(Element data from apps and pages)
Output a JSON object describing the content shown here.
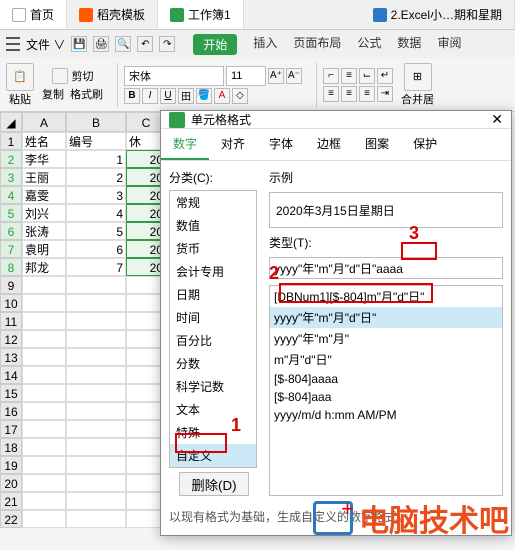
{
  "top_tabs": {
    "home": "首页",
    "daoke": "稻壳模板",
    "workbook": "工作簿1",
    "excel": "2.Excel小…期和星期"
  },
  "file_btn": "文件",
  "ribbon": {
    "start": "开始",
    "insert": "插入",
    "layout": "页面布局",
    "formula": "公式",
    "data": "数据",
    "review": "审阅"
  },
  "toolbar": {
    "paste": "粘贴",
    "copy": "复制",
    "format_painter": "格式刷",
    "font": "宋体",
    "size": "11",
    "merge": "合并居"
  },
  "sheet": {
    "cols": [
      "A",
      "B",
      "C"
    ],
    "header": {
      "a": "姓名",
      "b": "编号",
      "c": "休"
    },
    "rows": [
      {
        "n": "2",
        "a": "李华",
        "b": "1",
        "c": "20"
      },
      {
        "n": "3",
        "a": "王丽",
        "b": "2",
        "c": "20"
      },
      {
        "n": "4",
        "a": "嘉雯",
        "b": "3",
        "c": "20"
      },
      {
        "n": "5",
        "a": "刘兴",
        "b": "4",
        "c": "20"
      },
      {
        "n": "6",
        "a": "张涛",
        "b": "5",
        "c": "20"
      },
      {
        "n": "7",
        "a": "袁明",
        "b": "6",
        "c": "20"
      },
      {
        "n": "8",
        "a": "邦龙",
        "b": "7",
        "c": "20"
      }
    ]
  },
  "dialog": {
    "title": "单元格格式",
    "tabs": {
      "number": "数字",
      "align": "对齐",
      "font": "字体",
      "border": "边框",
      "pattern": "图案",
      "protect": "保护"
    },
    "category_label": "分类(C):",
    "categories": [
      "常规",
      "数值",
      "货币",
      "会计专用",
      "日期",
      "时间",
      "百分比",
      "分数",
      "科学记数",
      "文本",
      "特殊",
      "自定义"
    ],
    "sample_label": "示例",
    "sample_value": "2020年3月15日星期日",
    "type_label": "类型(T):",
    "type_value": "yyyy\"年\"m\"月\"d\"日\"aaaa",
    "type_list": [
      "[DBNum1][$-804]m\"月\"d\"日\"",
      "yyyy\"年\"m\"月\"d\"日\"",
      "yyyy\"年\"m\"月\"",
      "m\"月\"d\"日\"",
      "[$-804]aaaa",
      "[$-804]aaa",
      "yyyy/m/d h:mm AM/PM"
    ],
    "delete_btn": "删除(D)",
    "hint": "以现有格式为基础，生成自定义的数字格式。",
    "marks": {
      "m1": "1",
      "m2": "2",
      "m3": "3"
    }
  },
  "watermark": "电脑技术吧"
}
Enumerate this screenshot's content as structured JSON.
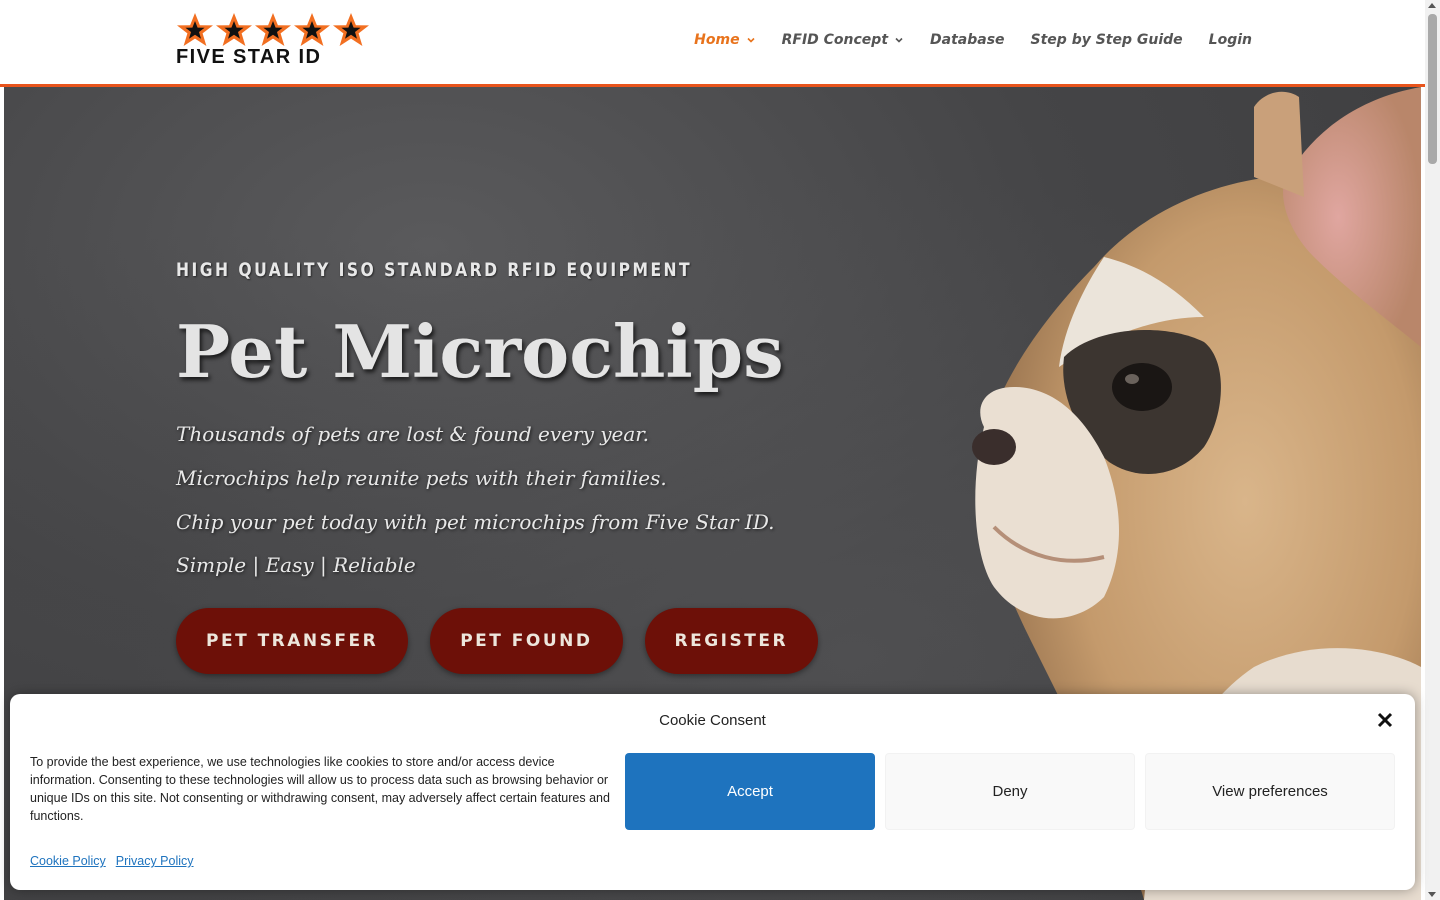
{
  "brand": {
    "name": "FIVE STAR ID",
    "star_color": "#f26f21"
  },
  "nav": {
    "items": [
      {
        "label": "Home",
        "has_dropdown": true,
        "active": true
      },
      {
        "label": "RFID Concept",
        "has_dropdown": true,
        "active": false
      },
      {
        "label": "Database",
        "has_dropdown": false,
        "active": false
      },
      {
        "label": "Step by Step Guide",
        "has_dropdown": false,
        "active": false
      },
      {
        "label": "Login",
        "has_dropdown": false,
        "active": false
      }
    ],
    "active_color": "#e8731c"
  },
  "hero": {
    "eyebrow": "HIGH QUALITY ISO STANDARD RFID EQUIPMENT",
    "headline": "Pet Microchips",
    "taglines": [
      "Thousands of pets are lost & found every year.",
      "Microchips help reunite pets with their families.",
      "Chip your pet today with pet microchips from Five Star ID.",
      "Simple | Easy | Reliable"
    ],
    "buttons": [
      "PET TRANSFER",
      "PET FOUND",
      "REGISTER"
    ],
    "button_color": "#6d1008"
  },
  "cookie": {
    "title": "Cookie Consent",
    "message": "To provide the best experience, we use technologies like cookies to store and/or access device information. Consenting to these technologies will allow us to process data such as browsing behavior or unique IDs on this site. Not consenting or withdrawing consent, may adversely affect certain features and functions.",
    "accept_label": "Accept",
    "deny_label": "Deny",
    "prefs_label": "View preferences",
    "links": [
      "Cookie Policy",
      "Privacy Policy"
    ],
    "accent_color": "#1e73be"
  }
}
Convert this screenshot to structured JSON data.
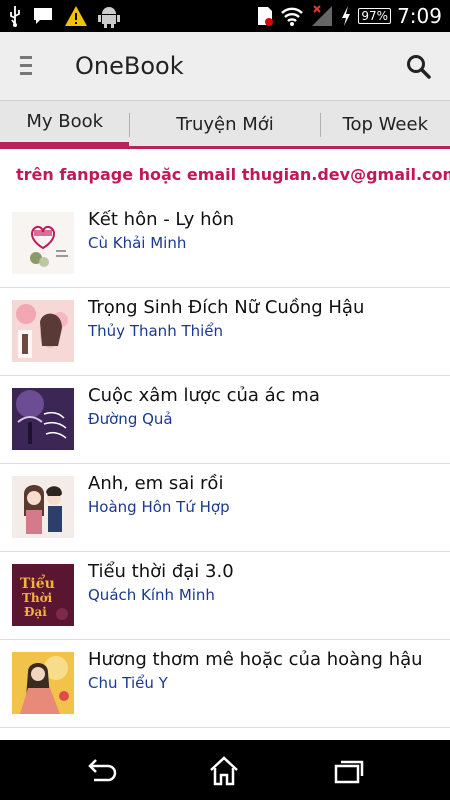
{
  "status_bar": {
    "time": "7:09",
    "battery": "97%",
    "icons": [
      "usb-icon",
      "chat-icon",
      "warning-icon",
      "android-icon",
      "sim-icon",
      "wifi-icon",
      "signal-icon",
      "charging-icon",
      "battery-icon"
    ]
  },
  "app_bar": {
    "title": "OneBook",
    "menu_icon": "menu-icon",
    "search_icon": "search-icon"
  },
  "tabs": [
    {
      "label": "My Book",
      "active": true
    },
    {
      "label": "Truyện Mới",
      "active": false
    },
    {
      "label": "Top Week",
      "active": false
    }
  ],
  "notice": "trên fanpage hoặc email thugian.dev@gmail.com nhé",
  "books": [
    {
      "title": "Kết hôn - Ly hôn",
      "author": "Cù Khải Minh"
    },
    {
      "title": "Trọng Sinh Đích Nữ Cuồng Hậu",
      "author": "Thủy Thanh Thiển"
    },
    {
      "title": "Cuộc xâm lược của ác ma",
      "author": "Đường Quả"
    },
    {
      "title": "Anh, em sai rồi",
      "author": "Hoàng Hôn Tứ Hợp"
    },
    {
      "title": "Tiểu thời đại 3.0",
      "author": "Quách Kính Minh"
    },
    {
      "title": "Hương thơm mê hoặc của hoàng hậu",
      "author": "Chu Tiểu Y"
    }
  ],
  "nav_bar": {
    "back": "back-icon",
    "home": "home-icon",
    "recents": "recents-icon"
  },
  "colors": {
    "accent": "#b8235a",
    "notice": "#c2185b",
    "author": "#1a3a8f"
  }
}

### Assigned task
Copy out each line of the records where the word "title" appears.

### Exercise result
    "title": "单元格格式",
    "title": "Cookie Consent",
    "title": "OneBook",
      "title": "Kết hôn - Ly hôn",
      "title": "Trọng Sinh Đích Nữ Cuồng Hậu",
      "title": "Cuộc xâm lược của ác ma",
      "title": "Anh, em sai rồi",
      "title": "Tiểu thời đại 3.0",
      "title": "Hương thơm mê hoặc của hoàng hậu",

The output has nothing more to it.